Schools like this no longer exist in Britain, but we used to have what were termed "direct-grant schools". Local education authorities used to pay grants to these schools but these did not cover all the costs and so most pupils at "direct-grant schools" had to pay fees, though not as much as at a truly private school. I think Brits would understand "state-susidised" to mean state schools. Public-private partnerships usually involve businesses.
Another possibility would be "grant-aided". I think Brits would understand this to mean that some funds are provided by the government but that not all the costs are covered.
Yes, I do understand you explanation Soop Puss, though here in Spain you can take your children to such "colegio concertado" and ask for a grant as well, so I think the terms "direct-grant school" or "grant-aided" would be confused.
What about "state financed but private management school"?
Perhaps I wasn't clear: the grant went to the school, not to the pupil. Grants were not calculated on the basis of individual pupils but as a total amount depending on the views of the local education authority: perhaps they disagreed with the concept of "direct-grant schools" and so would give less grant; perhaps they wanted to encourage the school to take in more children from families that couldn't afford to pay the fees and so would give more grant; etc.
I still think "state-financed but privately-managed" suggests all the costs are covered by the government.

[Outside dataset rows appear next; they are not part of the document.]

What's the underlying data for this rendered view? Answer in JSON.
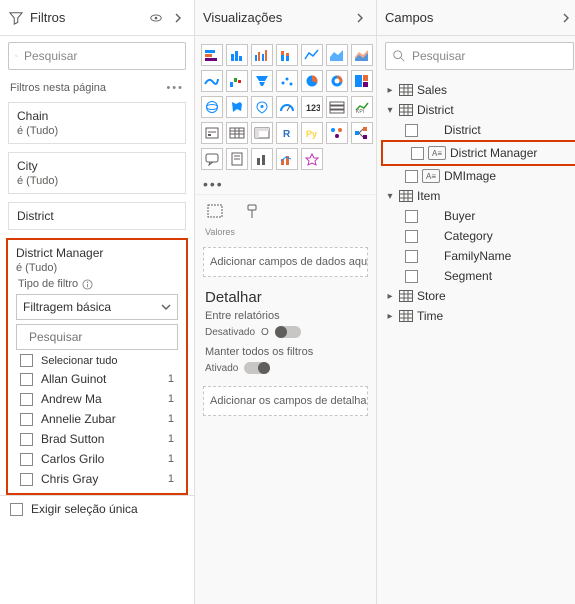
{
  "filters": {
    "title": "Filtros",
    "search_placeholder": "Pesquisar",
    "section_label": "Filtros nesta página",
    "cards": [
      {
        "name": "Chain",
        "sub": "é (Tudo)"
      },
      {
        "name": "City",
        "sub": "é (Tudo)"
      },
      {
        "name": "District",
        "sub": ""
      }
    ],
    "active": {
      "name": "District Manager",
      "sub": "é (Tudo)",
      "type_label": "Tipo de filtro",
      "type_value": "Filtragem básica",
      "search_placeholder": "Pesquisar",
      "select_all": "Selecionar tudo",
      "items": [
        {
          "label": "Allan Guinot",
          "count": "1"
        },
        {
          "label": "Andrew Ma",
          "count": "1"
        },
        {
          "label": "Annelie Zubar",
          "count": "1"
        },
        {
          "label": "Brad Sutton",
          "count": "1"
        },
        {
          "label": "Carlos Grilo",
          "count": "1"
        },
        {
          "label": "Chris Gray",
          "count": "1"
        }
      ],
      "require_single": "Exigir seleção única"
    }
  },
  "viz": {
    "title": "Visualizações",
    "values_label": "Valores",
    "values_well": "Adicionar campos de dados aqui",
    "drill_title": "Detalhar",
    "cross_report": "Entre relatórios",
    "cross_state": "Desativado",
    "keep_all": "Manter todos os filtros",
    "keep_state": "Ativado",
    "drill_well": "Adicionar os campos de detalhamento aqui"
  },
  "fields": {
    "title": "Campos",
    "search_placeholder": "Pesquisar",
    "tables": {
      "sales": "Sales",
      "district": "District",
      "district_children": [
        "District",
        "District Manager",
        "DMImage"
      ],
      "item": "Item",
      "item_children": [
        "Buyer",
        "Category",
        "FamilyName",
        "Segment"
      ],
      "store": "Store",
      "time": "Time"
    }
  }
}
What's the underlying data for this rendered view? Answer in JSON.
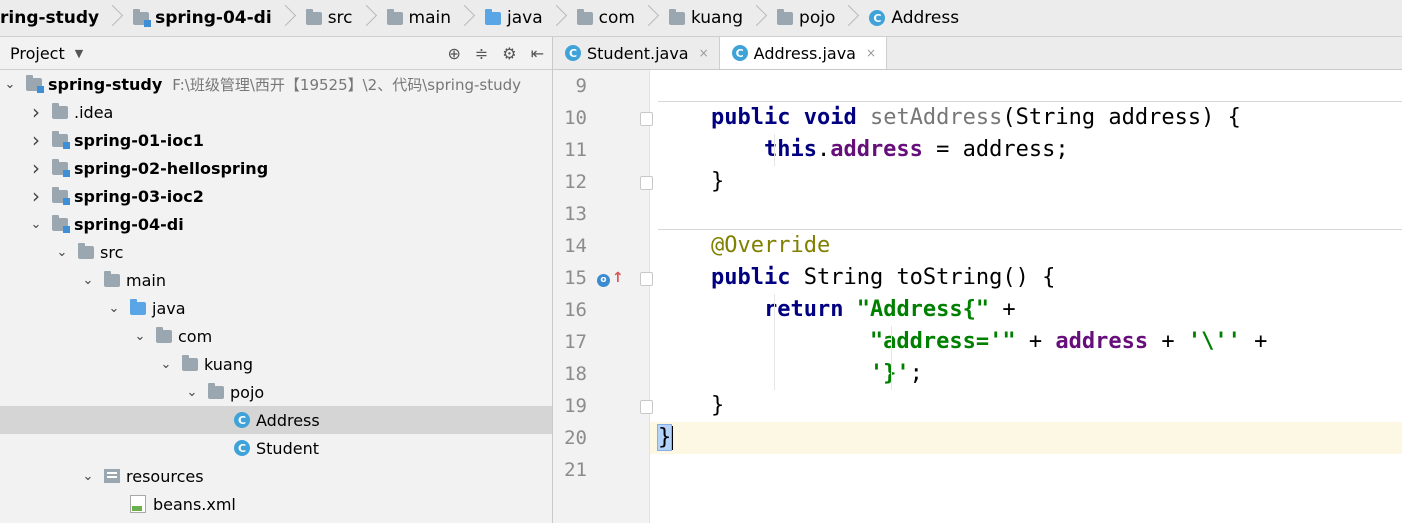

And in fact, "privately managed" even suggests the school is owned by the education authority but they have subcontracted the management to a private company or organisation.
From what you say, I understand that your translation is intended for Spanish readers, rather than native English speakers. That being the case, perhaps you should ask a few Spanish speakers what they understand by tpmonline's suggestion "state-subsidised". If they think the term describes a "colegio concertado", that will probably be the best term for you to use.